The legacy of Hugh Hefner’s Playboy empire is coming apart at the seams due to an explosive new 10-part A&E documentary, “Secrets of Playboy.”
The series, premiering Monday at 9 p.m., will pull back the curtain on the organization and its founder with accusations of predatory practices.
Ahead of the debut, the brand released an open letter that condemned “abhorrent” actions of the late magazine publisher and promised to make “positive changes.”
“First and foremost, we want to say: we trust and validate women and their stories, and we strongly support the individuals who have come forward to share their experiences,” the letter began. “As a brand with sex positivity at its core, we believe safety, security and accountability are paramount, and anything less is inexcusable.”
The documentary will unfurl shocking allegations about cultlike hedonism that surrounded Hefner and reportedly involved drugs, orgies, sexual assault — and even bestiality.
“Today’s Playboy is not Hugh Hefner’s Playboy,” the letter said.Getty Images
In its letter, the PLBY Group further assured their staff that the Hefner family is not associated with the company anymore.
“Today’s Playboy is not Hugh Hefner’s Playboy,” the statement read.

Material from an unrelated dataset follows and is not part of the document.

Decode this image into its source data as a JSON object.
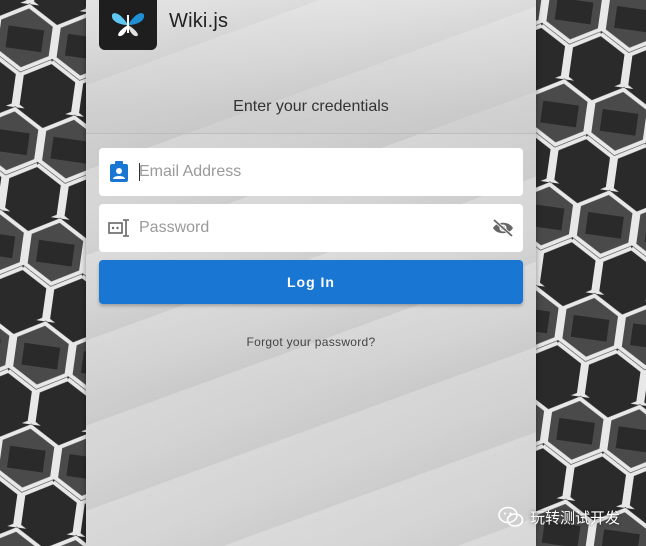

Hefner died in 2017 at age 91.
“Together we are building upon the aspects of our legacy that have made a positive impact, including serving as a platform for free expression and a convener of safe conversations on sex, inclusion and freedom,” the letter continued.
“We will continue to confront any parts of our legacy that do not reflect our values today, and to build upon the progress we have made as we evolve as a company so we can drive positive change for you and our communities.”
The statement further stated that the company would “continue to fight harassment and discrimination” in the wake of allegations.
“Please join us in doing the most important thing we can do right now — listen,” the letter said. ”It is critically important that we listen as these women share their stories and continue to fight harassment and discrimination in all its forms, support healing and education, redefine tired and sexist definitions of beauty and advocate for inclusivity across gender, sexuality, race, age, ability and zip codes.”
Playboy bunny Brande Roderick and Hugh Hefner pose together at the Playmate of the Year Party in April 2001.Getty Images
Hefner’s son Cooper also responded to the series without calling it out by name.
“Some may not approve of the life my Dad chose, but my father was not a liar,” he tweeted on Sunday. “However unconventional, he was sincere in his approach and lived honestly. He was generous in nature and cared deeply for people. These salacious stories are a case study of regret becoming revenge.”
Holly Madison, a former Playboy bunny and Hefner’s girlfriend from 2001 until 2008, appears in the show and detailed her life in the infamous Playboy Mansion.
In one teaser from the doc, Madison, 42, said the atmosphere felt “cultlike” at times.
“The reason I think the mansion was very cultlike, looking back on it, is because we were all kind of gaslit and expected to think of Hef as, like, this really good guy,” she said in a show clip. “You started to feel like, ‘Oh, he’s not what they say in the media — he’s just a nice man.’”
Meanwhile, one of Hefner’s former partners was among those who recently opened up about the dark side of the media magnate and his empire.
“He was a predator,” Hefner’s ex-girlfriend Sondra Theodore, 65, told The Post. “I watched him, I watched his game. And I watched a lot of girls go through [the Playboy Mansion] gates looking farm-fresh, and leaving looking tired and haggard.”